Companies that mass produce hardware typically use stainless steel, which is considered a high-quality alloy that comes with a premium price. Instead of using traditional steel that’s made of only carbon and iron, some manufacturers opt for alloys that contain other metals. The addition of different raw elements and compounds creates much more affordable steel. For example, several different classes of metal oxides tend to improve the durability of stainless steel. Resistance to corrosion can be improved by adding just a little bit of protective metals into steel alloys.
Hardware that is exposed to high levels of humidity can get damaged quickly. Rusting is a major concern in marine environments. Saltwater and moisture tend to degrade traditional stainless steel in a relatively short amount of time. Materials science specialists work closely with hardware manufacturers to find modern solutions for mass producing durable metal alloys. The properties of metals have to be manipulated based on desired quality in a final product. Some hardware can be magnetized with the integration of iron compounds that are structurally different than elemental iron found in steel.
The electrical conductivity of metal hardware should be reduced in order to minimize any shocks and sparks. Therefore, alloys that have great electrical insulation properties are usually integrated into certain hardware. A part such as a draw latch is made of metal alloys that prevent the buildup of static electricity in door hinges and other components like handles.

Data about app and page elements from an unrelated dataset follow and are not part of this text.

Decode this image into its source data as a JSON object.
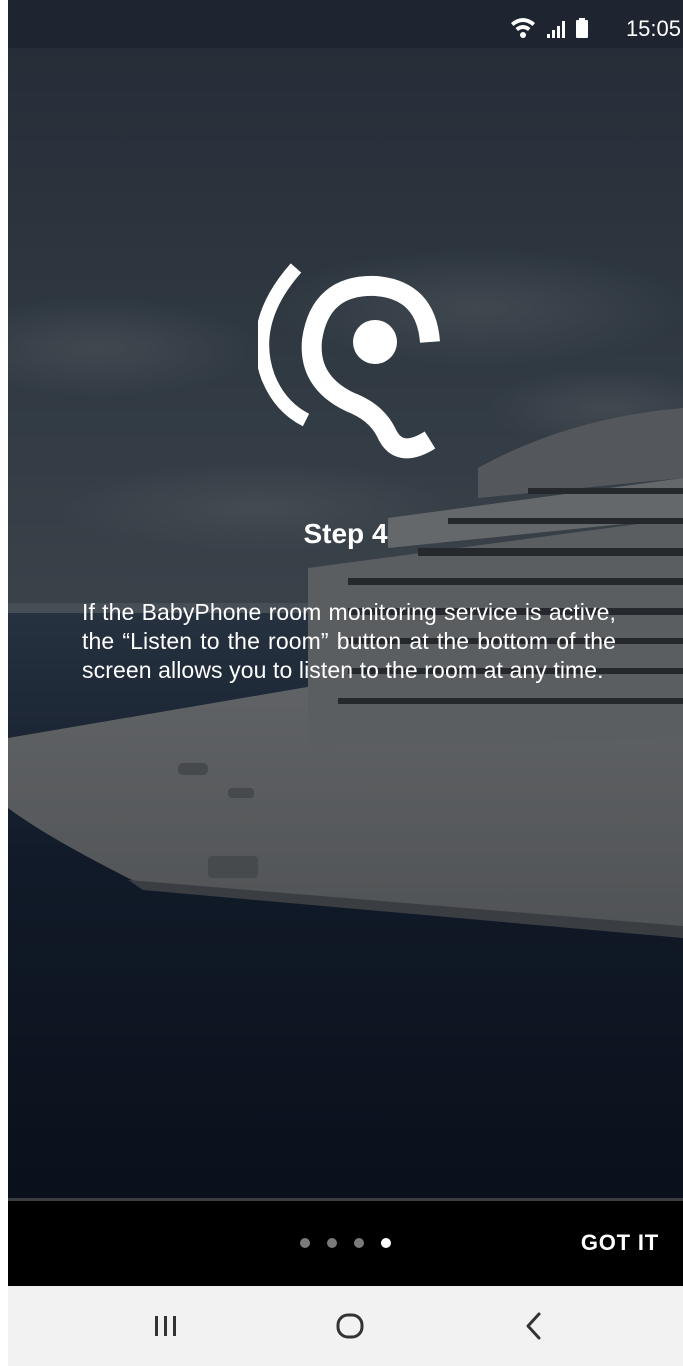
{
  "status_bar": {
    "time": "15:05",
    "icons": [
      "wifi-icon",
      "signal-icon",
      "battery-icon"
    ]
  },
  "onboarding": {
    "icon": "ear-listen-icon",
    "title": "Step 4",
    "body": "If the BabyPhone room monitoring service is active, the “Listen to the room” button at the bottom of the screen allows you to listen to the room at any time."
  },
  "pager": {
    "total_pages": 4,
    "current_page": 4,
    "got_it_label": "GOT IT"
  },
  "nav_bar": {
    "buttons": [
      "recent-apps-icon",
      "home-icon",
      "back-icon"
    ]
  },
  "colors": {
    "status_bar": "#1e2530",
    "pager_bar": "#000000",
    "dot_inactive": "#7a7a7a",
    "dot_active": "#ffffff",
    "nav_bar": "#f2f2f2"
  }
}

Companies that manufacture hardware also need to consider how well their machines can handle certain alloys. For example, it should be easy for industrial quality machinery to cut, compress and grind materials that are used for mass production. Most alloys are softened up temporarily with heat before being shaped and assembled. Additionally, precise cooling processes must be applied to restore the hardness of metal alloys that is very desirable. Excessive cooling could actually compromise the desired quality of stainless steel. For example, the structure of such an alloy can become brittle when it’s cooled for too long in industrial-grade chambers.